The children of a rule, report and assert, each apply a test to the context node. The test is another XPath expression, stored in a test attribute. report's contents will be output if its XPath expression evaluates to "true." assert is just the opposite, outputting its contents if its test evaluates to "false."
XPath expressions are very good at describing XML nodes and reasonably good at matching text patterns. Here's how you might test an email address:
<rule context="email"> <p>Found an email address...</p> <assert test="contains(.,'@')">Error: no @ in email</assert> <assert test="contains(.,'.')">Error: no dot in email</assert> <report test="length(.)>20">Warning: email is unusually long</report> </rule>
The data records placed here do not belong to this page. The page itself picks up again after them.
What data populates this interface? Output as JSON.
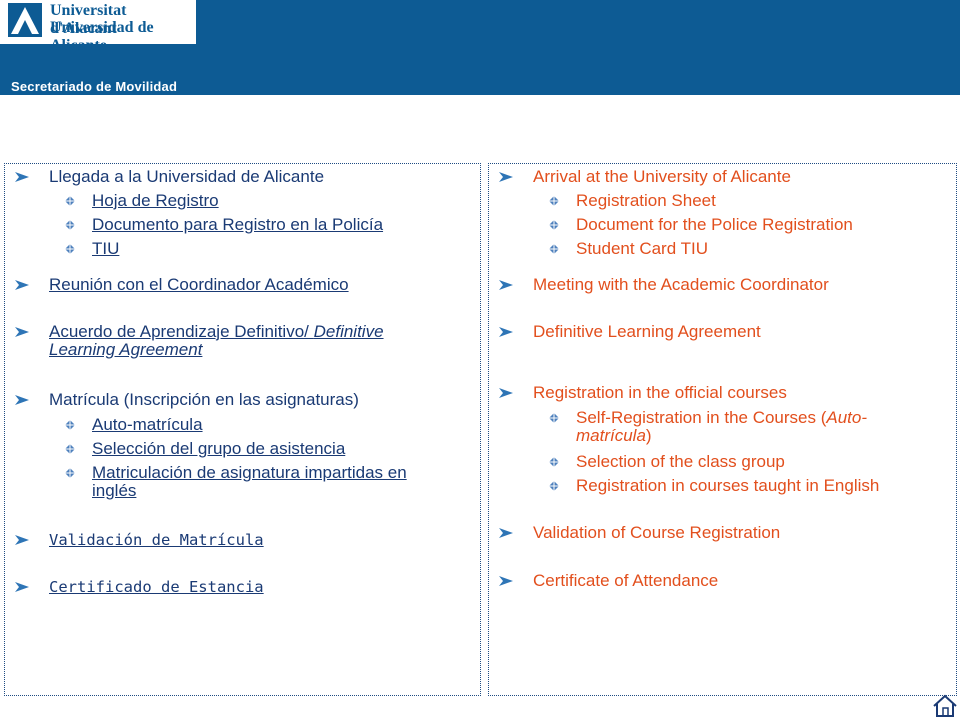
{
  "header": {
    "university_ca": "Universitat d'Alacant",
    "university_es": "Universidad de Alicante",
    "department": "Secretariado  de  Movilidad",
    "brand_color": "#0d5b94"
  },
  "spanish": {
    "arrival": "Llegada a la Universidad de Alicante",
    "registration_sheet": "Hoja de Registro",
    "police_document": "Documento para Registro en la Policía",
    "tiu": "TIU",
    "coordinator_meeting": "Reunión con el Coordinador Académico",
    "learning_agreement": "Acuerdo de Aprendizaje Definitivo/ ",
    "learning_agreement_en": "Definitive",
    "learning_agreement_en2": "Learning Agreement",
    "enrollment": "Matrícula (Inscripción en las asignaturas)",
    "self_enrollment": "Auto-matrícula",
    "group_selection": "Selección del grupo de asistencia",
    "english_courses_1": "Matriculación de asignatura impartidas en",
    "english_courses_2": "inglés",
    "validation": "Validación de Matrícula",
    "certificate": "Certificado de Estancia"
  },
  "english": {
    "arrival": "Arrival at the University of Alicante",
    "registration_sheet": "Registration Sheet",
    "police_document": "Document for the Police Registration",
    "student_card": "Student Card TIU",
    "coordinator_meeting": "Meeting with the Academic Coordinator",
    "learning_agreement": "Definitive Learning Agreement",
    "official_courses": "Registration in the official courses",
    "self_registration_1": "Self-Registration in the Courses (",
    "self_registration_italic": "Auto-",
    "self_registration_2": "matrícula",
    "self_registration_close": ")",
    "class_group": "Selection of the class group",
    "english_courses": "Registration in courses taught in English",
    "validation": "Validation of Course Registration",
    "certificate": "Certificate of Attendance"
  },
  "icons": {
    "arrow": "arrow-bullet-icon",
    "bullet": "diamond-bullet-icon",
    "home": "home-icon"
  }
}
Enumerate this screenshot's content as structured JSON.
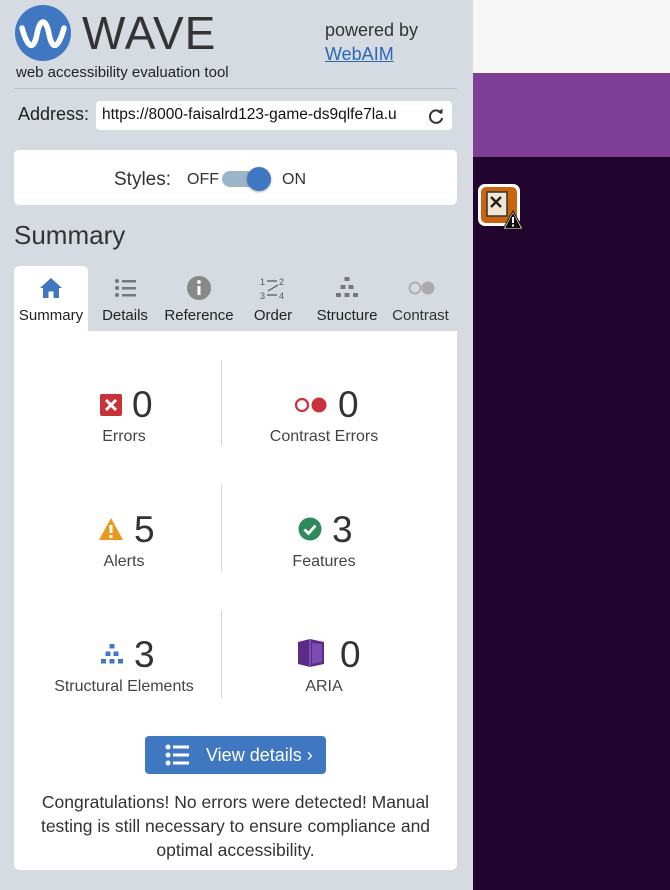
{
  "header": {
    "logo_text": "WAVE",
    "subtitle": "web accessibility evaluation tool",
    "powered_by": "powered by",
    "webaim_link": "WebAIM"
  },
  "address": {
    "label": "Address:",
    "value": "https://8000-faisalrd123-game-ds9qlfe7la.u"
  },
  "styles": {
    "label": "Styles:",
    "off": "OFF",
    "on": "ON",
    "state": "ON"
  },
  "summary_heading": "Summary",
  "tabs": [
    {
      "label": "Summary",
      "icon": "home-icon",
      "active": true
    },
    {
      "label": "Details",
      "icon": "list-icon"
    },
    {
      "label": "Reference",
      "icon": "info-icon"
    },
    {
      "label": "Order",
      "icon": "order-icon"
    },
    {
      "label": "Structure",
      "icon": "structure-icon"
    },
    {
      "label": "Contrast",
      "icon": "contrast-icon",
      "disabled": true
    }
  ],
  "stats": {
    "errors": {
      "count": "0",
      "label": "Errors",
      "icon": "error-icon",
      "color": "#c8323a"
    },
    "contrast_errors": {
      "count": "0",
      "label": "Contrast Errors",
      "icon": "contrast-error-icon",
      "color": "#c8323a"
    },
    "alerts": {
      "count": "5",
      "label": "Alerts",
      "icon": "alert-icon",
      "color": "#e79a1d"
    },
    "features": {
      "count": "3",
      "label": "Features",
      "icon": "feature-icon",
      "color": "#2f8a5b"
    },
    "structural": {
      "count": "3",
      "label": "Structural Elements",
      "icon": "structure-icon",
      "color": "#3f78c1"
    },
    "aria": {
      "count": "0",
      "label": "ARIA",
      "icon": "aria-icon",
      "color": "#5b2c86"
    }
  },
  "view_details": "View details ›",
  "congrats": "Congratulations! No errors were detected! Manual testing is still necessary to ensure compliance and optimal accessibility.",
  "colors": {
    "sidebar_bg": "#d5dbe1",
    "accent_blue": "#3f78c1",
    "page_dark": "#21052f",
    "page_purple": "#7f3f97"
  }
}
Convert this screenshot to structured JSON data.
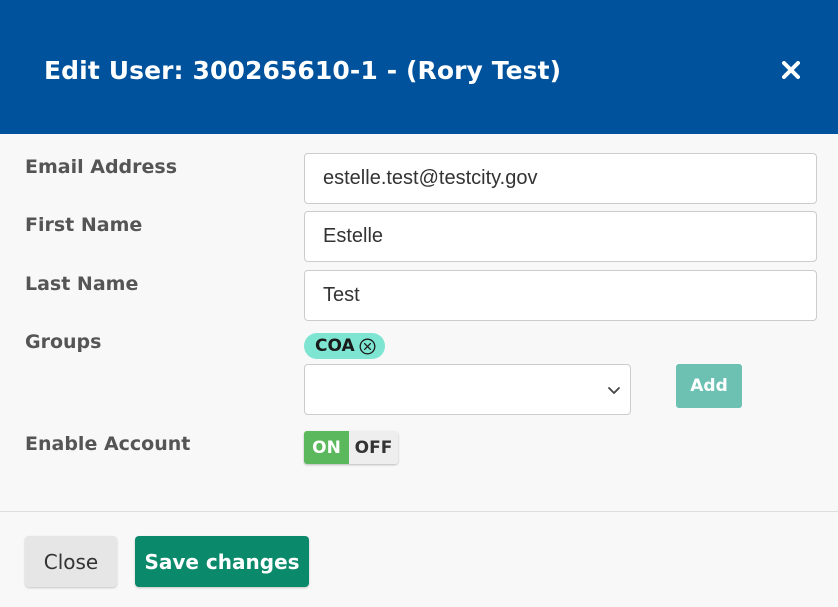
{
  "dialog": {
    "title": "Edit User: 300265610-1 - (Rory Test)",
    "close_icon": "close-icon"
  },
  "form": {
    "email": {
      "label": "Email Address",
      "value": "estelle.test@testcity.gov"
    },
    "first_name": {
      "label": "First Name",
      "value": "Estelle"
    },
    "last_name": {
      "label": "Last Name",
      "value": "Test"
    },
    "groups": {
      "label": "Groups",
      "chips": [
        {
          "label": "COA",
          "remove_icon": "circle-x-icon"
        }
      ],
      "select_value": "",
      "add_label": "Add"
    },
    "enable_account": {
      "label": "Enable Account",
      "on_label": "ON",
      "off_label": "OFF",
      "state": "on"
    }
  },
  "footer": {
    "close_label": "Close",
    "save_label": "Save changes"
  },
  "colors": {
    "header": "#00529c",
    "chip": "#7ee5d2",
    "add_button": "#6cc1b3",
    "toggle_on": "#5cb85c",
    "save_button": "#0b8a6b"
  }
}
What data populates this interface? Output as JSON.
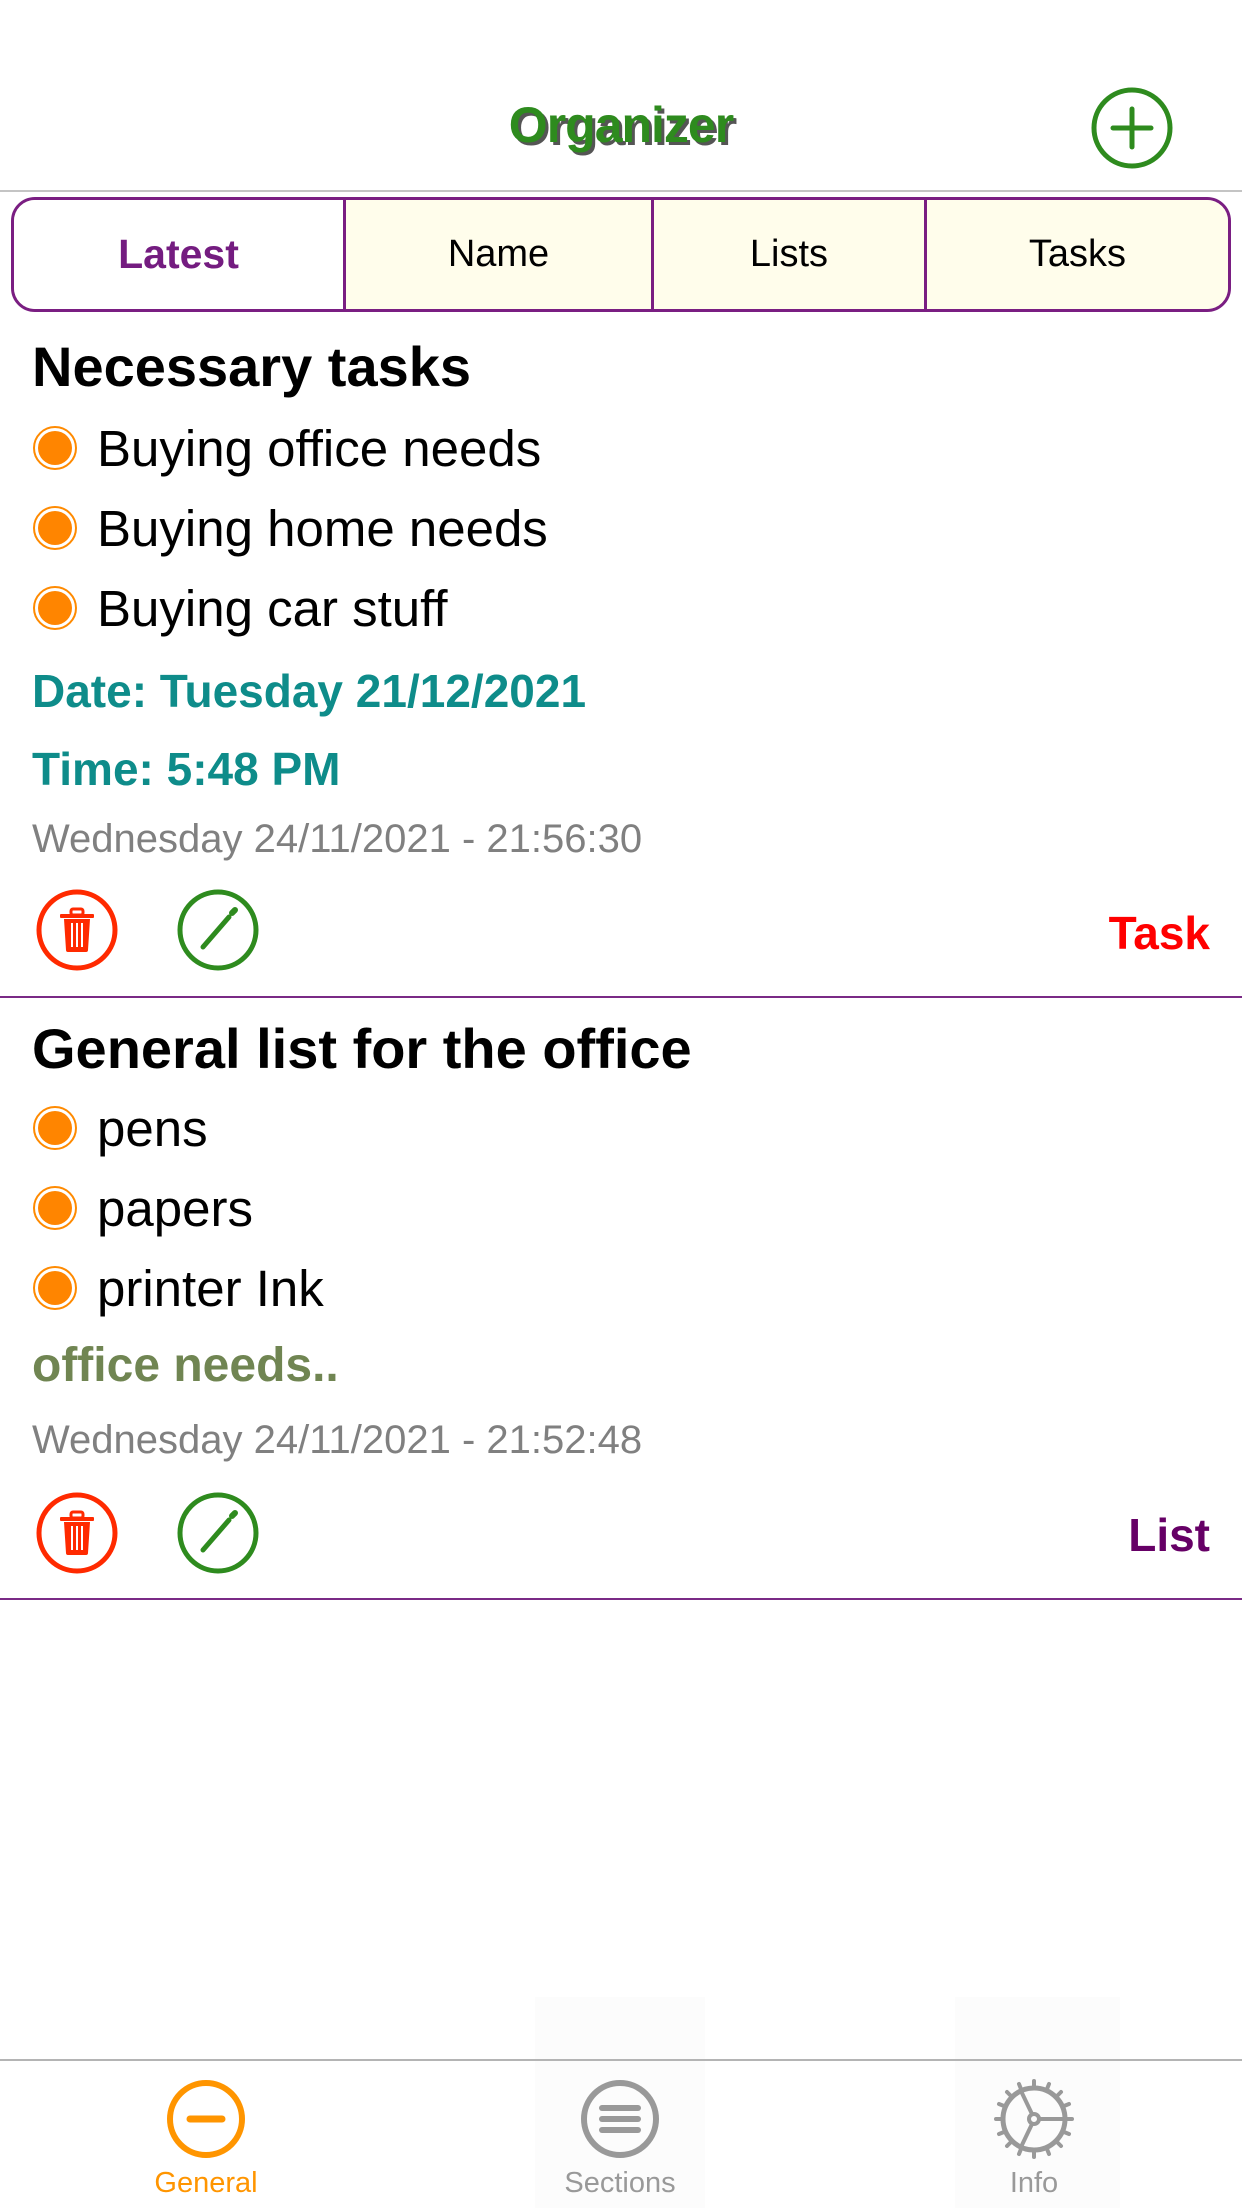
{
  "header": {
    "title": "Organizer",
    "add_icon": "plus-circle-icon"
  },
  "segments": [
    {
      "label": "Latest",
      "selected": true
    },
    {
      "label": "Name",
      "selected": false
    },
    {
      "label": "Lists",
      "selected": false
    },
    {
      "label": "Tasks",
      "selected": false
    }
  ],
  "cards": [
    {
      "title": "Necessary tasks",
      "items": [
        "Buying office needs",
        "Buying home needs",
        "Buying car stuff"
      ],
      "date": "Date: Tuesday 21/12/2021",
      "time": "Time: 5:48 PM",
      "timestamp": "Wednesday 24/11/2021 - 21:56:30",
      "type": "Task",
      "type_color": "#FF0000",
      "delete_icon": "trash-icon",
      "edit_icon": "pencil-icon"
    },
    {
      "title": "General list for the office",
      "items": [
        "pens",
        "papers",
        "printer Ink"
      ],
      "note": "office needs..",
      "timestamp": "Wednesday 24/11/2021 - 21:52:48",
      "type": "List",
      "type_color": "#660066",
      "delete_icon": "trash-icon",
      "edit_icon": "pencil-icon"
    }
  ],
  "tabbar": [
    {
      "label": "General",
      "icon": "minus-circle-icon",
      "active": true
    },
    {
      "label": "Sections",
      "icon": "list-circle-icon",
      "active": false
    },
    {
      "label": "Info",
      "icon": "gear-icon",
      "active": false
    }
  ],
  "colors": {
    "accent_green": "#2E8B1E",
    "accent_purple": "#7A1E82",
    "bullet_orange": "#FF8500",
    "delete_red": "#FF2A00",
    "teal": "#0E8C8A",
    "tab_active": "#FF9500",
    "tab_inactive": "#999999"
  }
}
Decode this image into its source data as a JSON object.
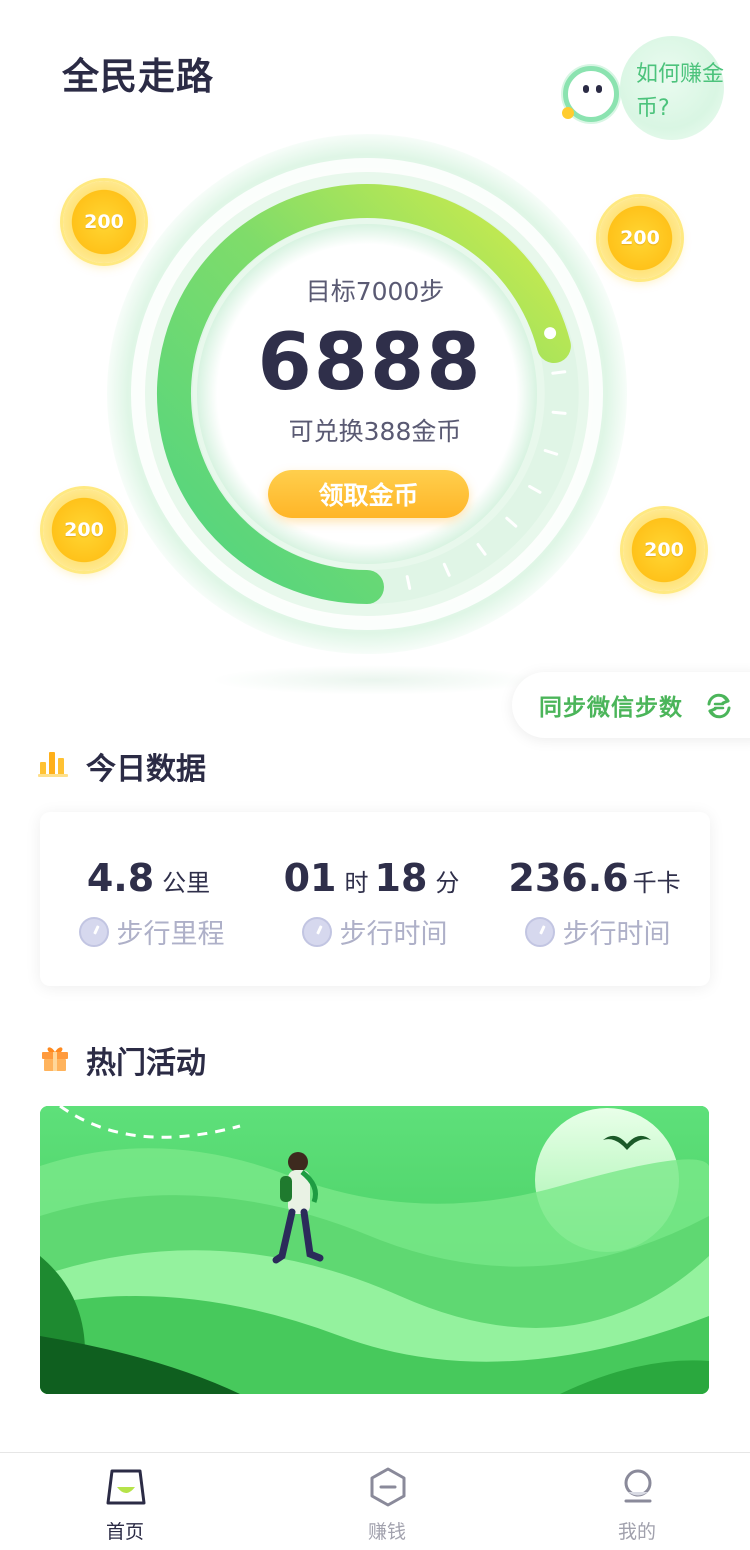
{
  "header": {
    "title": "全民走路",
    "help_text": "如何赚金币?"
  },
  "coins": [
    {
      "amount": "200"
    },
    {
      "amount": "200"
    },
    {
      "amount": "200"
    },
    {
      "amount": "200"
    }
  ],
  "progress": {
    "goal_label": "目标7000步",
    "steps": "6888",
    "steps_value": 6888,
    "goal_value": 7000,
    "exchange_label": "可兑换388金币",
    "claim_button": "领取金币",
    "ring_fill_fraction": 0.71
  },
  "sync": {
    "label": "同步微信步数"
  },
  "today": {
    "title": "今日数据",
    "stats": [
      {
        "value": "4.8",
        "unit": "公里",
        "label": "步行里程"
      },
      {
        "value": "01",
        "unit": "时",
        "value2": "18",
        "unit2": "分",
        "label": "步行时间"
      },
      {
        "value": "236.6",
        "unit": "千卡",
        "label": "步行时间"
      }
    ]
  },
  "activities": {
    "title": "热门活动"
  },
  "tabs": [
    {
      "label": "首页",
      "active": true
    },
    {
      "label": "赚钱",
      "active": false
    },
    {
      "label": "我的",
      "active": false
    }
  ],
  "colors": {
    "accent_green": "#4bb55a",
    "gold": "#ffbe2e",
    "text_dark": "#2b2b45",
    "muted": "#aeb0c8"
  }
}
To summarize, running a Schematron validator on a document works like this. First, parse the document to build a document tree in memory. Then, for each rule, obtain a context node using its XPath locator expression. For each assert or report in the rule, evaluate the XPath expression for a Boolean value, and conditionally output text. The idea is that whenever something is found that is not right with the document, the Schematron processor should output a message to that effect. You can think of Schematron as a language for generating validation reports.
One interesting feature of Schematron is that its documentation is a part of the language itself. Rather than rely on comments or the namespace hack from RELAX NG, this language explicitly defines elements and attributes to hold commentary. The root element, schema has an optional child title to name the schema, and pattern elements have a name attribute for identifying rule groups. A Schematron validator will use that attribute to label each pattern of testing in output. There is also a set of tags for formatting text, borrowed from HTML, such as p and span.
Let's look at an example. Below is a schema to test a report document. There are two kinds of reports we allow: one with a body and another with a set of at least three sections.
<schema xmlns="http://www.ascc.net/xml/schematron"> <title>Test: Report Document Validity</title> <pattern name="Type 1"> <p>Type 1 reports should have a title and a body.</p> <rule context="/"> <assert test="report">Wrong root element. This isn't a report.</assert> </rule> <rule context="report"> <assert test="title">Darn! It's missing a title.</assert> <report test="title">Yup, found a title.</assert> <assert test="body">Yikes! It's missing a body.</assert> <report test="body">Yup, found a body.</assert> </rule> </pattern> <pattern name="Type 2"> <p>Type 2 reports should have a title and <em>at least three</em> sections.</p> <rule context="/"> <assert test="report">Wrong root element. This isn't a report.</assert> </rule> <rule context="report"> <assert test="title">Darn! It's missing a title.</assert> <report test="title">Yup, found a title.</assert> <assert test="count(section)>2">There are not enough section elements in this report.</assert> <report test="count(section)>2">Plenty of sections, so I'm happy.</assert> </rule> </pattern> </schema>
Now, let's run the Schematron validator on this document:
<report> <title>A ridiculous report</title> <body> <para>Here's a paragraph.</para> <para>Here's a paragraph.</para> </body> </report>
I used a version of Schematron that outputs its report in HTML form. Figure 4-1 shows how it looks in my browser.
An abstract rule allows you to reuse rules when they are likely to appear often in the schema. The syntax is the same, with the additional attribute abstract set to yes and an id with some unique value. Another rule will reference the id with a rule attribute in an extends child element. See the following example.
<rule id="inline" abstract="yes"> <report test="*">Error! Element inside inline.</report> <assert test="text">Strange, there's no text inside this inline.</assert> </rule> <rule context="bold"> <extends rule="inline"/> </rule> <rule context="emphasis"> <extends rule="inline"/> </rule> <rule context="quote"> <extends rule="inline"/> </rule>